Huge differences in employment rates among immigrants from various countries
There are remarkably large differences in the employment rates of immigrants to Finland from various countries. For example, only 19% of the Estonian immigrants were unemployed at the end of 2003, while the figure for Somali immigrants was as high as 58%.
According to an estimate by the Ministry of Labour, the general unemployment rate of immigrants was about 29% at the beginning of last year. In comparison, the unemployment rate for the Finnish population was 9%.
In the Helsinki capital region, where the majority of immigrants live, the employment situation was reported to be slightly better. Even though no comparable figures are available, for example one in four of all immigrants living in Helsinki was recorded to be unemployed in 2000.
One reason for the high unemployment rate of immigrants in Finland is related to the fact that Finnish employers regard Finnish education and work experience as better than foreign equivalents. This fact is indicated in a selection of articles to be published today by Statistics Finland, entitled Maahanmuuttajien elämää Suomessa (Immigrant Life in Finland). Consequently, a majority of immigrants have been forced to change their profession in order to get work.
Statistics Finland studied the living conditions of Russian, Estonian, Somali, and Vietnamese immigrants in Helsinki, Espoo and Vantaa in 2002. The first three groups form the largest immigrant groups in Finland.
The Estonians are in the best position with clearly the lowest unemployment rate. Moreover, the quality of their jobs as well as the risk of unemployment reported are both almost similar to those experienced by Finnish employees.
"Among the reasons for the Estonians' good position in Finland are a good command of the Finnish language as well as the similarity of the two cultures", says researcher Hanna Sutela of Statistics Finland.
By comparison, Sutela points out that the Russians' average level of education is clearly higher than that of the other immigrant groups studied, but their employment rate was still 40% in 2003, as they have not been able to benefit from their better education and work experience.
The study shows that typically the immigrants' employment prospects get better the longer they stay in Finland. Nevertheless, the labour market status of the immigrants from Somalia, Iraq, and the former Yugoslavia is still rather poor.
Researcher Tuula Joronen of the Information Centre of the City of Helsinki notes that originally the situation of Somalian immigrants was worsened by the fact that they arrived in Finland during the economic recession.

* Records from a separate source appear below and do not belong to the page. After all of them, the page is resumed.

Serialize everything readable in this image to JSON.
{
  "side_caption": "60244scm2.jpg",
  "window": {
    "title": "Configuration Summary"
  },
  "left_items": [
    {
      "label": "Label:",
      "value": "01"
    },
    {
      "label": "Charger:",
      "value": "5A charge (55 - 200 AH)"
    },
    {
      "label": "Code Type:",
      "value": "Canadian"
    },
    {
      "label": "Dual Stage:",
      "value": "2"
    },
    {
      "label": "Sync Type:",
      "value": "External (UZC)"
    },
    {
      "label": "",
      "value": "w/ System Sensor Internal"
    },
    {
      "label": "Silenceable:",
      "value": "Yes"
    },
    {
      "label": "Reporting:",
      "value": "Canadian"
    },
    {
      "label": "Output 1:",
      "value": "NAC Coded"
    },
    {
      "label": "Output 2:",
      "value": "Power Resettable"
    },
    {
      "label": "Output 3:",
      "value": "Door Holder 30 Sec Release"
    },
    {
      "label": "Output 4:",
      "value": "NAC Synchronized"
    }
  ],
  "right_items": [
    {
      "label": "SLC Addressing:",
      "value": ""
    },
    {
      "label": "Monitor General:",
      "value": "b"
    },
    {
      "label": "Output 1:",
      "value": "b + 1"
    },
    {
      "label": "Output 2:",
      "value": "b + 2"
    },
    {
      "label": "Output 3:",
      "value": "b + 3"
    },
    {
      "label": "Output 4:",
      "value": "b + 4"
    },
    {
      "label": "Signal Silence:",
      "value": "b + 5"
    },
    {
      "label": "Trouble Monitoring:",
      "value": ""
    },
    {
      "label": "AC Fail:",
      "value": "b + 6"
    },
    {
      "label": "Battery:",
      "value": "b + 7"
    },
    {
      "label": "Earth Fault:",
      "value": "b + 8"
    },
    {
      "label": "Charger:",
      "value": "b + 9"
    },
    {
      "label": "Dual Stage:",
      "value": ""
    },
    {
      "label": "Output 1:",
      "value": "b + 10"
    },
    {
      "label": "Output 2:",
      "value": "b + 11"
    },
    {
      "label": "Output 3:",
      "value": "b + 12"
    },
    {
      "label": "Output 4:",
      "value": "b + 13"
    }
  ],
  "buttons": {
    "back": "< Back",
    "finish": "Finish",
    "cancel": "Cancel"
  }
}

Even after the recession, the Somalian immigrants have experienced difficulties in finding jobs in Finland, regardless of the fact that many of them now have Finnish education in the sectors with labour shortage. Joronen notes that it is hard to find any other explanation for the phenomenon than negative attitudes and impressions.
Ali Quassim of Immigrants' Support in Finland shares Ms. Joronen's view.
"When looking for a job, the citizenship clearly makes a difference. It is a little easier for those who have already been granted Finnish citizenship, but even in those cases, employers frequently ask for their country of origin", Quassim says.
Working among immigrants every day, Quassim is aware that problems frequently start already while they are studying. "Sometimes Somali students find it almost impossible to find employment training, unless a special project is provided by their school or institute to help them graduate".
On the other hand, the Somalis' situation has improved over the last few years. Most of the Somalis have found employment in the public sector, particularly in the teaching and social services sections.
Common to all immigrant groups in Finland is their disappointment with Finnish working life. On the other hand, the immigrants' integration into Finnish society has been far more effective in many other areas.
For example, they are considerably more satisfied with their living conditions, even though immigrants in general have too small homes in Finland compared with the size of their families.
Previously in HS International Edition:
Estonian immigrants are better off in Finland than those from Russia (14.10.2004)
City of Espoo: Immigrant Support in Finland